I have to admit it: sometimes I get a little tired of the food movement. Don’t get me wrong, I find it incredibly inspiring and energizing to talk to people about their work with gardens, local food procurement, healthy schools, and so on and so on. I love it and can talk about this passion for hours. But sometimes, especially after getting a sample of a cracker (or anything, at this point) at Whole Foods and being told that it’s ‘not GMO, organic, local, gluten free..’ et cetera – it seems like the meaning of these terms is getting bogged down in marketing and fashion.
It’s as if this movement has turned a corner from being a radical, hippy subculture and made it onto MTV. Another bougie fermentation workshop and I’m rolling my eyes at something I actually care strongly about.
I was feeling this way – just a little bit – until I read this and other articles about the UN’s new report on climate change. Widespread displacement, increased food insecurity, and devastation in coastal regions – and that’s just within the next few decades. The immediacy of climate change, and the complete disaster it will bring, reinforces the importance of a strong local foods movement. Sure, it can get a bit trendy at times. But it’s now more than ever that we need the general public aware of the destructive powers of big ag – and that there are alternatives, such as growing your own vegetables and making compost from food scraps instead of adding to our massive landfills.
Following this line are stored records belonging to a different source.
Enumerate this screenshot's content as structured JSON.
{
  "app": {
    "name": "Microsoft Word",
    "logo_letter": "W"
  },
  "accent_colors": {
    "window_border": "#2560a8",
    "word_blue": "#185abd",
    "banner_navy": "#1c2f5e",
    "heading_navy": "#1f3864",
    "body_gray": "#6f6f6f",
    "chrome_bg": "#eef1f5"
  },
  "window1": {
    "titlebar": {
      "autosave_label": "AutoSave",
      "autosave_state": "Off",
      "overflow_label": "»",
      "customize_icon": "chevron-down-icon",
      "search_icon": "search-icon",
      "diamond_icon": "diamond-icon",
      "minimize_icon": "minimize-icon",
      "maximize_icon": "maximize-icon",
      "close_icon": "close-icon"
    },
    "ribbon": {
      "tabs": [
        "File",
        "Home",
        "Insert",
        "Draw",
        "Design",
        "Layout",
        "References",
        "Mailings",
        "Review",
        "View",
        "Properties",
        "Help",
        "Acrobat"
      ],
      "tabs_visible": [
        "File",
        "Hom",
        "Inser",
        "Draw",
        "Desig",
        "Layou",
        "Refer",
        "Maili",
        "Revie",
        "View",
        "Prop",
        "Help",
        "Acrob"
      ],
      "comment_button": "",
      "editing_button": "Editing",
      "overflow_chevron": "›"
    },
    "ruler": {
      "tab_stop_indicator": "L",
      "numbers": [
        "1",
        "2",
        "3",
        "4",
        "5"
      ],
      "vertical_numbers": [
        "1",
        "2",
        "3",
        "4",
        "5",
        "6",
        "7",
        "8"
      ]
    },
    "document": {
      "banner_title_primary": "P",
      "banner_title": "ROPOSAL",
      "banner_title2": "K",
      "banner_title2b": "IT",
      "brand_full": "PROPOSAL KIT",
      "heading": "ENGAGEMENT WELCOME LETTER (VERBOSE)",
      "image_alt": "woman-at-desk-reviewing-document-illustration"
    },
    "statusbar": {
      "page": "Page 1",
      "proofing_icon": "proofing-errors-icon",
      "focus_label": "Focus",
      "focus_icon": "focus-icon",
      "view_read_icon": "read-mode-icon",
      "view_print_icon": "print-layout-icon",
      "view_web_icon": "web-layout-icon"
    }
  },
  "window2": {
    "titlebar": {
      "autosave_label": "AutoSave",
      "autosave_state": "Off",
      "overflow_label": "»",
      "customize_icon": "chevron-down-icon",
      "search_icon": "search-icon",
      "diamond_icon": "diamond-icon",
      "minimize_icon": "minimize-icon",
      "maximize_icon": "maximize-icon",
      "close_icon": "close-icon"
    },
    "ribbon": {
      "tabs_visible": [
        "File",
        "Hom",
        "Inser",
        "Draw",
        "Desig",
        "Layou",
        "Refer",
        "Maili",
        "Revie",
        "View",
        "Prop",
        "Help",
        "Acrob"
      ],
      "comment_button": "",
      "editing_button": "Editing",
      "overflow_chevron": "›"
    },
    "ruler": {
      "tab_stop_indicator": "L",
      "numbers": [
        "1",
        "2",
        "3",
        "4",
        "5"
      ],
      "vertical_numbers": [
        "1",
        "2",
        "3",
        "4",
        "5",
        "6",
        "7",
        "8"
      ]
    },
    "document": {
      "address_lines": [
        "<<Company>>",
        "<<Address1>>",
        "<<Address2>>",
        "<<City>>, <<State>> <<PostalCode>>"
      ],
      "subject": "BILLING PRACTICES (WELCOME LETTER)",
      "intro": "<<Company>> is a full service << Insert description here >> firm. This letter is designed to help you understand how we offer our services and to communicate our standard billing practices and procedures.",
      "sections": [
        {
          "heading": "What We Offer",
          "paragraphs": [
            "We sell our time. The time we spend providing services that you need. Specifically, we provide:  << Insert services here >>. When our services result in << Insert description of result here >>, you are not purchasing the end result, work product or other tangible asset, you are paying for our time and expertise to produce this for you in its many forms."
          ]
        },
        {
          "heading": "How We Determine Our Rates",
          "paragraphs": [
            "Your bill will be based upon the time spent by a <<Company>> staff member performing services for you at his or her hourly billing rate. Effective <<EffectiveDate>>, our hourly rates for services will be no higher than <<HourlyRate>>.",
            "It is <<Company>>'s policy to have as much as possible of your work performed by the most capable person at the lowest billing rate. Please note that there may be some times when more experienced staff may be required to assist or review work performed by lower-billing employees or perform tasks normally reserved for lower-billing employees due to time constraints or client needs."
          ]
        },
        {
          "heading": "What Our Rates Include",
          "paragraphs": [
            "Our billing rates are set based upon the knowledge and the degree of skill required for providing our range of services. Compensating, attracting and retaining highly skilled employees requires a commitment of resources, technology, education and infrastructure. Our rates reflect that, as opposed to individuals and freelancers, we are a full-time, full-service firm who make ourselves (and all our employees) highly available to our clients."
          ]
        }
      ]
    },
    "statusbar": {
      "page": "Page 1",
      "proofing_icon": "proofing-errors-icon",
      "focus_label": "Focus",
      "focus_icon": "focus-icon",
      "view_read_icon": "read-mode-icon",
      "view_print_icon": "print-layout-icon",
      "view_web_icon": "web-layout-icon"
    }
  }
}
I would love to see the people of this world come together in a positive way to heal the earth from the wounds of industrial agriculture and fossil fuel production. Bougie foodies, too.
(In other news, I’m in Florida! Hello sunshine, my limbs haven’t seen you in awhile!)